Often described as the archetypical Renaissance man, Da Vinci was the painter of such masterpieces as the Mona Lisa and The Last Supper. As well as possessing an artistic gift, Leonardo did extremely well as a scientist, experimented with philosophy, and wrote significantly on the numerous subjects he examined. His writings, sketches, and diagrams, initially written as private journals and notes, were assembled after his death into the Notebooks. His ideas and body of work have influenced innumerable artists and made Da Vinci a leading light of the Italian Renaissance.
Leonardo da Vinci was born on April 15, 1452, in Anchiano, Tuscany which is now Italy. Born out of wedlock to respected notary Ser Piero and a peasant girl named Caterina, he was raised by his father and his stepmothers. At the age of five, he moved to his father’s family estate in nearby Vinci, the Tuscan town from which the surname associated with Leonardo originates, and lived with his uncle and grandparents.
Leonardo had received no proper education beyond basic reading, writing and math, but his father valued his artistic talent and apprenticed him at around age 15 to the noted sculptor and painter Andrea del Verrocchio, of Florence.

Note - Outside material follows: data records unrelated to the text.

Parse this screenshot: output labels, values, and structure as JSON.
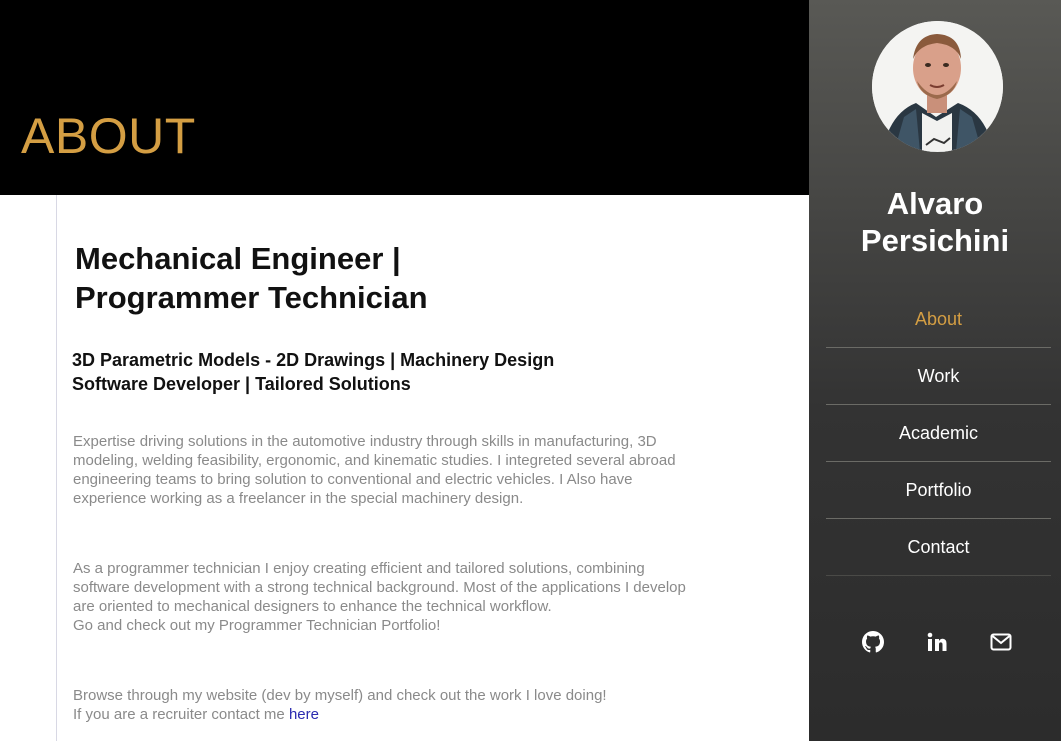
{
  "hero": {
    "title": "ABOUT"
  },
  "main": {
    "headline_line1": "Mechanical Engineer |",
    "headline_line2": "Programmer Technician",
    "subline_line1": "3D Parametric Models - 2D Drawings | Machinery Design",
    "subline_line2": "Software Developer | Tailored Solutions",
    "paragraph1": "Expertise driving solutions in the automotive industry through skills in manufacturing, 3D modeling, welding feasibility, ergonomic, and kinematic studies. I integreted several abroad engineering teams to bring solution to conventional and electric vehicles. I Also have experience working as a freelancer in the special machinery design.",
    "paragraph2_line1": "As a programmer technician I enjoy creating efficient and tailored solutions, combining software development with a strong technical background. Most of the applications I develop are oriented to mechanical designers to enhance the technical workflow.",
    "paragraph2_line2": "Go and check out my Programmer Technician Portfolio!",
    "paragraph3_line1": "Browse through my website (dev by myself) and check out the work I love doing!",
    "paragraph3_prefix": "If you are a recruiter contact me ",
    "paragraph3_link": "here"
  },
  "sidebar": {
    "name_line1": "Alvaro",
    "name_line2": "Persichini",
    "nav": [
      {
        "label": "About",
        "active": true
      },
      {
        "label": "Work"
      },
      {
        "label": "Academic"
      },
      {
        "label": "Portfolio"
      },
      {
        "label": "Contact"
      }
    ],
    "social": [
      "github-icon",
      "linkedin-icon",
      "mail-icon"
    ]
  },
  "colors": {
    "accent": "#d49e43",
    "hero_bg": "#000000",
    "sidebar_top": "#595955",
    "sidebar_bottom": "#2c2c2c",
    "body_text": "#8a8a8a",
    "link": "#2a2ab0"
  }
}
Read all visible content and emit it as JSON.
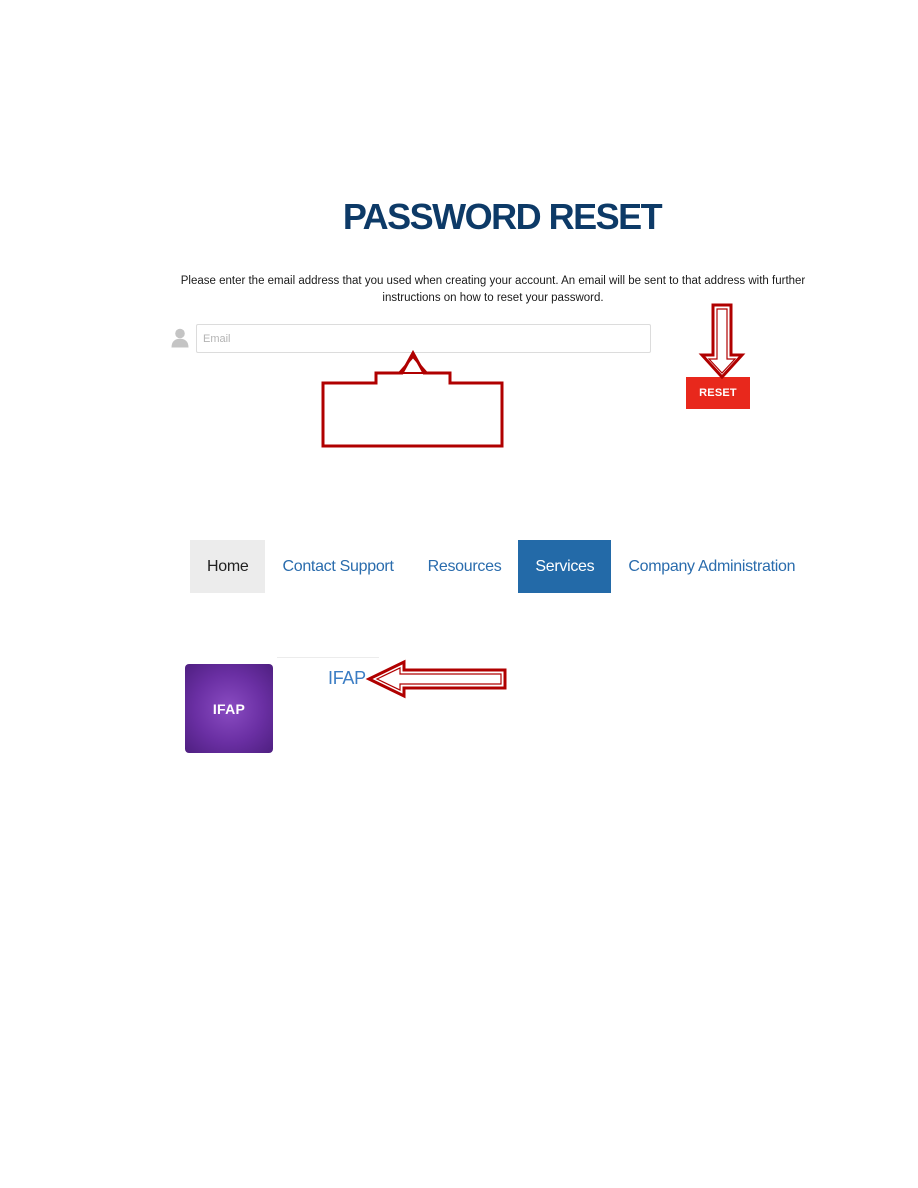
{
  "page": {
    "title": "PASSWORD RESET",
    "instructions": "Please enter the email address that you used when creating your account. An email will be sent to that address with further instructions on how to reset your password."
  },
  "form": {
    "email_placeholder": "Email",
    "email_value": "",
    "reset_label": "RESET",
    "user_icon": "user-icon"
  },
  "nav": {
    "items": [
      {
        "label": "Home",
        "state": "hover"
      },
      {
        "label": "Contact Support",
        "state": "default"
      },
      {
        "label": "Resources",
        "state": "default"
      },
      {
        "label": "Services",
        "state": "active"
      },
      {
        "label": "Company Administration",
        "state": "default"
      }
    ]
  },
  "services": {
    "tile_label": "IFAP",
    "link_label": "IFAP"
  },
  "colors": {
    "title": "#0d3a67",
    "reset_button": "#e8281c",
    "nav_link": "#2a6cad",
    "nav_active_bg": "#236aa8",
    "nav_hover_bg": "#ececec",
    "tile": "#6a2fa3",
    "annotation_arrow": "#b00000"
  },
  "annotations": [
    "up-arrow-callout",
    "down-arrow",
    "left-arrow"
  ]
}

Leonardo received a training that included painting and sculpture along with technical-mechanical arts. Leonardo’s first big break was to paint an angel in Verrocchio’s “Baptism of Christ,” and Verrocchio was so humbled by the talent of da Vinci that he never picked up a paintbrush again. For about a decade, da Vinci developed his painting and sculpting techniques and trained in mechanical arts.
His painting of the “Virgin of the Rocks,” begun in 1483, demonstrated his innovative use of chiaroscuro. Later da Vinci started “The Last Supper, painted during his time in Milan, from about 1495 to 1498. A tempera and oil mural on plaster, “The Last Supper” was created for the refectory of the city’s Monastery of Santa Maria delle Grazie.” (History.com). The masterpiece took roughly three years to complete. It captures the drama of the moment when Jesus informs the Twelve Apostles gathered for Passover dinner that one of them would soon betray him. Leonardo also made many sculptures.
“The two great sculptural projects to which Leonardo devoted himself wholeheartedly were not realized; neither the huge, bronze equestrian statue for Francesco Sforza, on which he worked from about 1489 to 1494, nor the monument for Marshal Trivulzio, on which he was busy in the years 1506–11, were brought to completion.” (Heydenreich, Encyclopedia Britannica Online). His most iconic is a piece referred to as Il Cavallo (c. 1482-1493), or The Horse in English. This was a 24-foot-tall statue of a horse meant to be a tribute to the father of the Duke of Milan. Sigmund Freud once described him “like a man who awoke too early in the darkness, while the others were all still asleep.” (History.com).
Da Vinci’s interests went far beyond fine art. He studied nature, mechanics, anatomy, physics, architecture, weaponry and more, often workable designs for machines like the bicycle, helicopter, submarine and military tank that would not come to fruition for centuries. Although da Vinci is known for his artistic abilities, fewer than two-dozen paintings cred ited to him exist. One reason is that his interests were so varied that he wasn’t a productive painter. For centuries afterward, however, thousands of pages from his private journals with notes, drawings, observations and scientific theories have surfaced and provided a fuller measure of a true “Renaissance man.”